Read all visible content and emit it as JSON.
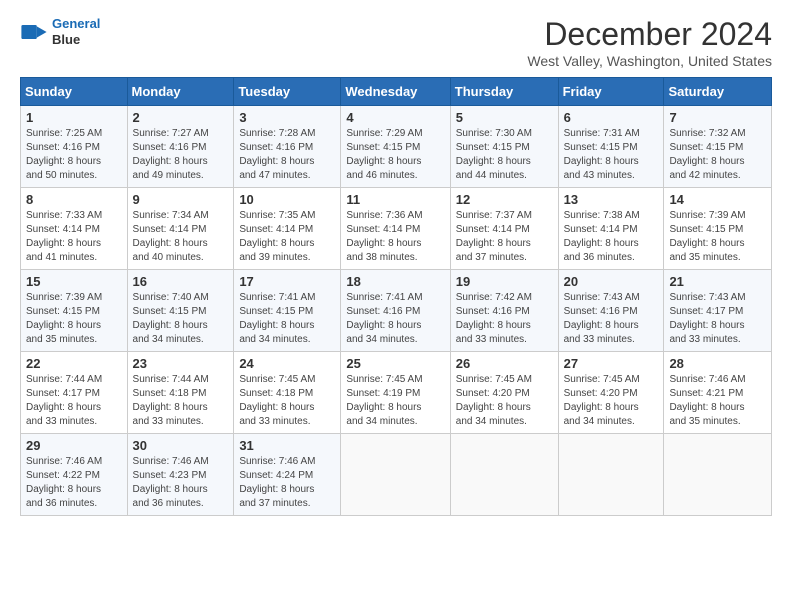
{
  "logo": {
    "line1": "General",
    "line2": "Blue"
  },
  "title": "December 2024",
  "subtitle": "West Valley, Washington, United States",
  "header_days": [
    "Sunday",
    "Monday",
    "Tuesday",
    "Wednesday",
    "Thursday",
    "Friday",
    "Saturday"
  ],
  "weeks": [
    [
      {
        "day": "1",
        "info": "Sunrise: 7:25 AM\nSunset: 4:16 PM\nDaylight: 8 hours\nand 50 minutes."
      },
      {
        "day": "2",
        "info": "Sunrise: 7:27 AM\nSunset: 4:16 PM\nDaylight: 8 hours\nand 49 minutes."
      },
      {
        "day": "3",
        "info": "Sunrise: 7:28 AM\nSunset: 4:16 PM\nDaylight: 8 hours\nand 47 minutes."
      },
      {
        "day": "4",
        "info": "Sunrise: 7:29 AM\nSunset: 4:15 PM\nDaylight: 8 hours\nand 46 minutes."
      },
      {
        "day": "5",
        "info": "Sunrise: 7:30 AM\nSunset: 4:15 PM\nDaylight: 8 hours\nand 44 minutes."
      },
      {
        "day": "6",
        "info": "Sunrise: 7:31 AM\nSunset: 4:15 PM\nDaylight: 8 hours\nand 43 minutes."
      },
      {
        "day": "7",
        "info": "Sunrise: 7:32 AM\nSunset: 4:15 PM\nDaylight: 8 hours\nand 42 minutes."
      }
    ],
    [
      {
        "day": "8",
        "info": "Sunrise: 7:33 AM\nSunset: 4:14 PM\nDaylight: 8 hours\nand 41 minutes."
      },
      {
        "day": "9",
        "info": "Sunrise: 7:34 AM\nSunset: 4:14 PM\nDaylight: 8 hours\nand 40 minutes."
      },
      {
        "day": "10",
        "info": "Sunrise: 7:35 AM\nSunset: 4:14 PM\nDaylight: 8 hours\nand 39 minutes."
      },
      {
        "day": "11",
        "info": "Sunrise: 7:36 AM\nSunset: 4:14 PM\nDaylight: 8 hours\nand 38 minutes."
      },
      {
        "day": "12",
        "info": "Sunrise: 7:37 AM\nSunset: 4:14 PM\nDaylight: 8 hours\nand 37 minutes."
      },
      {
        "day": "13",
        "info": "Sunrise: 7:38 AM\nSunset: 4:14 PM\nDaylight: 8 hours\nand 36 minutes."
      },
      {
        "day": "14",
        "info": "Sunrise: 7:39 AM\nSunset: 4:15 PM\nDaylight: 8 hours\nand 35 minutes."
      }
    ],
    [
      {
        "day": "15",
        "info": "Sunrise: 7:39 AM\nSunset: 4:15 PM\nDaylight: 8 hours\nand 35 minutes."
      },
      {
        "day": "16",
        "info": "Sunrise: 7:40 AM\nSunset: 4:15 PM\nDaylight: 8 hours\nand 34 minutes."
      },
      {
        "day": "17",
        "info": "Sunrise: 7:41 AM\nSunset: 4:15 PM\nDaylight: 8 hours\nand 34 minutes."
      },
      {
        "day": "18",
        "info": "Sunrise: 7:41 AM\nSunset: 4:16 PM\nDaylight: 8 hours\nand 34 minutes."
      },
      {
        "day": "19",
        "info": "Sunrise: 7:42 AM\nSunset: 4:16 PM\nDaylight: 8 hours\nand 33 minutes."
      },
      {
        "day": "20",
        "info": "Sunrise: 7:43 AM\nSunset: 4:16 PM\nDaylight: 8 hours\nand 33 minutes."
      },
      {
        "day": "21",
        "info": "Sunrise: 7:43 AM\nSunset: 4:17 PM\nDaylight: 8 hours\nand 33 minutes."
      }
    ],
    [
      {
        "day": "22",
        "info": "Sunrise: 7:44 AM\nSunset: 4:17 PM\nDaylight: 8 hours\nand 33 minutes."
      },
      {
        "day": "23",
        "info": "Sunrise: 7:44 AM\nSunset: 4:18 PM\nDaylight: 8 hours\nand 33 minutes."
      },
      {
        "day": "24",
        "info": "Sunrise: 7:45 AM\nSunset: 4:18 PM\nDaylight: 8 hours\nand 33 minutes."
      },
      {
        "day": "25",
        "info": "Sunrise: 7:45 AM\nSunset: 4:19 PM\nDaylight: 8 hours\nand 34 minutes."
      },
      {
        "day": "26",
        "info": "Sunrise: 7:45 AM\nSunset: 4:20 PM\nDaylight: 8 hours\nand 34 minutes."
      },
      {
        "day": "27",
        "info": "Sunrise: 7:45 AM\nSunset: 4:20 PM\nDaylight: 8 hours\nand 34 minutes."
      },
      {
        "day": "28",
        "info": "Sunrise: 7:46 AM\nSunset: 4:21 PM\nDaylight: 8 hours\nand 35 minutes."
      }
    ],
    [
      {
        "day": "29",
        "info": "Sunrise: 7:46 AM\nSunset: 4:22 PM\nDaylight: 8 hours\nand 36 minutes."
      },
      {
        "day": "30",
        "info": "Sunrise: 7:46 AM\nSunset: 4:23 PM\nDaylight: 8 hours\nand 36 minutes."
      },
      {
        "day": "31",
        "info": "Sunrise: 7:46 AM\nSunset: 4:24 PM\nDaylight: 8 hours\nand 37 minutes."
      },
      null,
      null,
      null,
      null
    ]
  ]
}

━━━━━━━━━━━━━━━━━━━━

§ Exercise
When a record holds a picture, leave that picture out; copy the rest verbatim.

§ Completed task
Read all visible content and emit it as JSON.
{
  "logo": {
    "line1": "General",
    "line2": "Blue"
  },
  "title": "December 2024",
  "subtitle": "West Valley, Washington, United States",
  "header_days": [
    "Sunday",
    "Monday",
    "Tuesday",
    "Wednesday",
    "Thursday",
    "Friday",
    "Saturday"
  ],
  "weeks": [
    [
      {
        "day": "1",
        "info": "Sunrise: 7:25 AM\nSunset: 4:16 PM\nDaylight: 8 hours\nand 50 minutes."
      },
      {
        "day": "2",
        "info": "Sunrise: 7:27 AM\nSunset: 4:16 PM\nDaylight: 8 hours\nand 49 minutes."
      },
      {
        "day": "3",
        "info": "Sunrise: 7:28 AM\nSunset: 4:16 PM\nDaylight: 8 hours\nand 47 minutes."
      },
      {
        "day": "4",
        "info": "Sunrise: 7:29 AM\nSunset: 4:15 PM\nDaylight: 8 hours\nand 46 minutes."
      },
      {
        "day": "5",
        "info": "Sunrise: 7:30 AM\nSunset: 4:15 PM\nDaylight: 8 hours\nand 44 minutes."
      },
      {
        "day": "6",
        "info": "Sunrise: 7:31 AM\nSunset: 4:15 PM\nDaylight: 8 hours\nand 43 minutes."
      },
      {
        "day": "7",
        "info": "Sunrise: 7:32 AM\nSunset: 4:15 PM\nDaylight: 8 hours\nand 42 minutes."
      }
    ],
    [
      {
        "day": "8",
        "info": "Sunrise: 7:33 AM\nSunset: 4:14 PM\nDaylight: 8 hours\nand 41 minutes."
      },
      {
        "day": "9",
        "info": "Sunrise: 7:34 AM\nSunset: 4:14 PM\nDaylight: 8 hours\nand 40 minutes."
      },
      {
        "day": "10",
        "info": "Sunrise: 7:35 AM\nSunset: 4:14 PM\nDaylight: 8 hours\nand 39 minutes."
      },
      {
        "day": "11",
        "info": "Sunrise: 7:36 AM\nSunset: 4:14 PM\nDaylight: 8 hours\nand 38 minutes."
      },
      {
        "day": "12",
        "info": "Sunrise: 7:37 AM\nSunset: 4:14 PM\nDaylight: 8 hours\nand 37 minutes."
      },
      {
        "day": "13",
        "info": "Sunrise: 7:38 AM\nSunset: 4:14 PM\nDaylight: 8 hours\nand 36 minutes."
      },
      {
        "day": "14",
        "info": "Sunrise: 7:39 AM\nSunset: 4:15 PM\nDaylight: 8 hours\nand 35 minutes."
      }
    ],
    [
      {
        "day": "15",
        "info": "Sunrise: 7:39 AM\nSunset: 4:15 PM\nDaylight: 8 hours\nand 35 minutes."
      },
      {
        "day": "16",
        "info": "Sunrise: 7:40 AM\nSunset: 4:15 PM\nDaylight: 8 hours\nand 34 minutes."
      },
      {
        "day": "17",
        "info": "Sunrise: 7:41 AM\nSunset: 4:15 PM\nDaylight: 8 hours\nand 34 minutes."
      },
      {
        "day": "18",
        "info": "Sunrise: 7:41 AM\nSunset: 4:16 PM\nDaylight: 8 hours\nand 34 minutes."
      },
      {
        "day": "19",
        "info": "Sunrise: 7:42 AM\nSunset: 4:16 PM\nDaylight: 8 hours\nand 33 minutes."
      },
      {
        "day": "20",
        "info": "Sunrise: 7:43 AM\nSunset: 4:16 PM\nDaylight: 8 hours\nand 33 minutes."
      },
      {
        "day": "21",
        "info": "Sunrise: 7:43 AM\nSunset: 4:17 PM\nDaylight: 8 hours\nand 33 minutes."
      }
    ],
    [
      {
        "day": "22",
        "info": "Sunrise: 7:44 AM\nSunset: 4:17 PM\nDaylight: 8 hours\nand 33 minutes."
      },
      {
        "day": "23",
        "info": "Sunrise: 7:44 AM\nSunset: 4:18 PM\nDaylight: 8 hours\nand 33 minutes."
      },
      {
        "day": "24",
        "info": "Sunrise: 7:45 AM\nSunset: 4:18 PM\nDaylight: 8 hours\nand 33 minutes."
      },
      {
        "day": "25",
        "info": "Sunrise: 7:45 AM\nSunset: 4:19 PM\nDaylight: 8 hours\nand 34 minutes."
      },
      {
        "day": "26",
        "info": "Sunrise: 7:45 AM\nSunset: 4:20 PM\nDaylight: 8 hours\nand 34 minutes."
      },
      {
        "day": "27",
        "info": "Sunrise: 7:45 AM\nSunset: 4:20 PM\nDaylight: 8 hours\nand 34 minutes."
      },
      {
        "day": "28",
        "info": "Sunrise: 7:46 AM\nSunset: 4:21 PM\nDaylight: 8 hours\nand 35 minutes."
      }
    ],
    [
      {
        "day": "29",
        "info": "Sunrise: 7:46 AM\nSunset: 4:22 PM\nDaylight: 8 hours\nand 36 minutes."
      },
      {
        "day": "30",
        "info": "Sunrise: 7:46 AM\nSunset: 4:23 PM\nDaylight: 8 hours\nand 36 minutes."
      },
      {
        "day": "31",
        "info": "Sunrise: 7:46 AM\nSunset: 4:24 PM\nDaylight: 8 hours\nand 37 minutes."
      },
      null,
      null,
      null,
      null
    ]
  ]
}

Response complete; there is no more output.